Part of Kakhetian Uprising (1615)
LocationTsitsamuri, Georgia
Result Decisive Georgian victory
Kingdom of Kakheti Safavid Persia
Commanders and leaders
Teimuraz I Ali-Quli Khan
5,000 to 6,000[1] 15,000[2]
Casualties and losses
low very heavy

The Battle of Tsitsamuri (Georgian: წიწამურის ბრძოლა) was fought in 1615[clarification needed] between the armies of Kingdom of Kakheti under Teimuraz I and Persian Empire led by Ali Kuli Khan.


The battle took place after the initiation of the rebellion by Teimuraz I of Georgia, David Jandieri and Nodar Jorjadze in September 15, 1615. Shah Abbas I sent his general, Ali Kuli Khan Shumla with 15,000 Qizilbash militants to crush the uprising, who set up fortifications near the village of Tsitsamuri. The Georgians attacked the Persian encampment at noon. Teimuraz I personally led the center of his army, while David and Nodar commanded right and left flanks respectively.[1] After destroying the center of the Qizilbash army, the Persian flanks were routed with ease. Georgians ran down the retreating Persians and killed most of them, while others drowned in the Kura and Aragvi rivers.[3] The Georgians were left with a large loot. According to contemporary Georgian historian Parsadan Gorgijanidze, "the prices of camels were halved after salvaging the stashes from Persian camps".[3]

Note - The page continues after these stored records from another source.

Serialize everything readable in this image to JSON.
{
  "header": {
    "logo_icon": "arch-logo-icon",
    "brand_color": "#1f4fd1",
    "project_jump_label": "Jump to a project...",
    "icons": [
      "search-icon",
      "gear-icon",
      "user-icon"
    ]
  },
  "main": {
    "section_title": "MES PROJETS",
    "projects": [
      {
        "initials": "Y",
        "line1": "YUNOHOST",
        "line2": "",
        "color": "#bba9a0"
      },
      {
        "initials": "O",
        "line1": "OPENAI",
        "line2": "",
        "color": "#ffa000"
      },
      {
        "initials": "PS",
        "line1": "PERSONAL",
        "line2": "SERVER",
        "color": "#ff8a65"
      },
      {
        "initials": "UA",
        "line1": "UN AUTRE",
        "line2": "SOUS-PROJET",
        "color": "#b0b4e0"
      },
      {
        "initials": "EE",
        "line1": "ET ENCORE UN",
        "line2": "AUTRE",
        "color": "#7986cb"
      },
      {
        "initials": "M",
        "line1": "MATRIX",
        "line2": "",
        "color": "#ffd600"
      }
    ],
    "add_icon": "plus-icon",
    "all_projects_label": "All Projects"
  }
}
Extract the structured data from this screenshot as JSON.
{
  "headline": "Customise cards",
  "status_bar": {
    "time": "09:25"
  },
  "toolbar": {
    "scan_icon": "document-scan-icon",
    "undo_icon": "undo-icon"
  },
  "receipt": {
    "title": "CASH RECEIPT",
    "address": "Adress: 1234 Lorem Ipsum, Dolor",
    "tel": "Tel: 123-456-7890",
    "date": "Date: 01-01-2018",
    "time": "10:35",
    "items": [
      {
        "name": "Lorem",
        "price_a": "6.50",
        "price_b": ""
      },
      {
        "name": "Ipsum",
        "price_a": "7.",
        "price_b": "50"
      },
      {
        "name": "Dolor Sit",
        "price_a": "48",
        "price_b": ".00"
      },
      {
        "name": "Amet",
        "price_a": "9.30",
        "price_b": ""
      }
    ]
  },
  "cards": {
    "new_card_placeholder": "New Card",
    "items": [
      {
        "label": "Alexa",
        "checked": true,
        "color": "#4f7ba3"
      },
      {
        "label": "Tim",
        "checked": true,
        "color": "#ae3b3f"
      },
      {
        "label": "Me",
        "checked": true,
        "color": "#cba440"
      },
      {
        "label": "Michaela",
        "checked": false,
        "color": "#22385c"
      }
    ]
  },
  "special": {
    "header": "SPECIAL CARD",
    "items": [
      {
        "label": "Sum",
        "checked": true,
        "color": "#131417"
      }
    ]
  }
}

Despite the important victory won by the Georgians in 1615, the rebellion was crushed the following year when Shah Abbas I personally led the second invasion with a much larger army. Teimuraz I fled to Imeretia once again. The Shah, unable to halt the partisan warfare of the rebels, burned down villages and towns one by one, killing 100,000 Kakhetians and deporting 150,000 to 200,000 to Persia. According to a contemporary historian Iskander Mus, "the day had come for second coming for the Georgians".[1][3][4]


  1. ^ a b c [1] Life of Giorgi Saakadze, Kaspi, 2014.
  2. ^ [2] Kings of Kakheti, Dumbadze-Ioseliani, 1973-1976.
  3. ^ a b c [3] I. Javakhishvili, Essays of Georgian History, Part IV, Soviet Georgia Publishing, Tbilisi 1970, pg 230-233.
  4. ^ [4] Georgia in the first half of 17th century, 2010